_Exercise prompt_.
Repeat the data below exactly. Include each line.

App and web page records
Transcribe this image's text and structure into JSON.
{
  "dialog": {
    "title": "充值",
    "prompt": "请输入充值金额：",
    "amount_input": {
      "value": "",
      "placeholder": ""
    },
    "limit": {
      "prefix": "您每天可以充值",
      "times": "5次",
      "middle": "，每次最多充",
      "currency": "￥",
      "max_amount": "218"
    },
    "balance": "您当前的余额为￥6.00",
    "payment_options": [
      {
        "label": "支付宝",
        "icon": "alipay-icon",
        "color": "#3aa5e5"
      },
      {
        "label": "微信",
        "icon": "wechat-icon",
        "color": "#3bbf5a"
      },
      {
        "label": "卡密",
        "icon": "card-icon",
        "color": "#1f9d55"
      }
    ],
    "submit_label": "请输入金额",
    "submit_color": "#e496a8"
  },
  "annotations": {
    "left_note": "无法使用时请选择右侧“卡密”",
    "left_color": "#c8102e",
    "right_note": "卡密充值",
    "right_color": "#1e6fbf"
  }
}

_Finished exercise_.
Transcribe this image's text and structure into JSON.
{
  "dialog": {
    "title": "充值",
    "prompt": "请输入充值金额：",
    "amount_input": {
      "value": "",
      "placeholder": ""
    },
    "limit": {
      "prefix": "您每天可以充值",
      "times": "5次",
      "middle": "，每次最多充",
      "currency": "￥",
      "max_amount": "218"
    },
    "balance": "您当前的余额为￥6.00",
    "payment_options": [
      {
        "label": "支付宝",
        "icon": "alipay-icon",
        "color": "#3aa5e5"
      },
      {
        "label": "微信",
        "icon": "wechat-icon",
        "color": "#3bbf5a"
      },
      {
        "label": "卡密",
        "icon": "card-icon",
        "color": "#1f9d55"
      }
    ],
    "submit_label": "请输入金额",
    "submit_color": "#e496a8"
  },
  "annotations": {
    "left_note": "无法使用时请选择右侧“卡密”",
    "left_color": "#c8102e",
    "right_note": "卡密充值",
    "right_color": "#1e6fbf"
  }
}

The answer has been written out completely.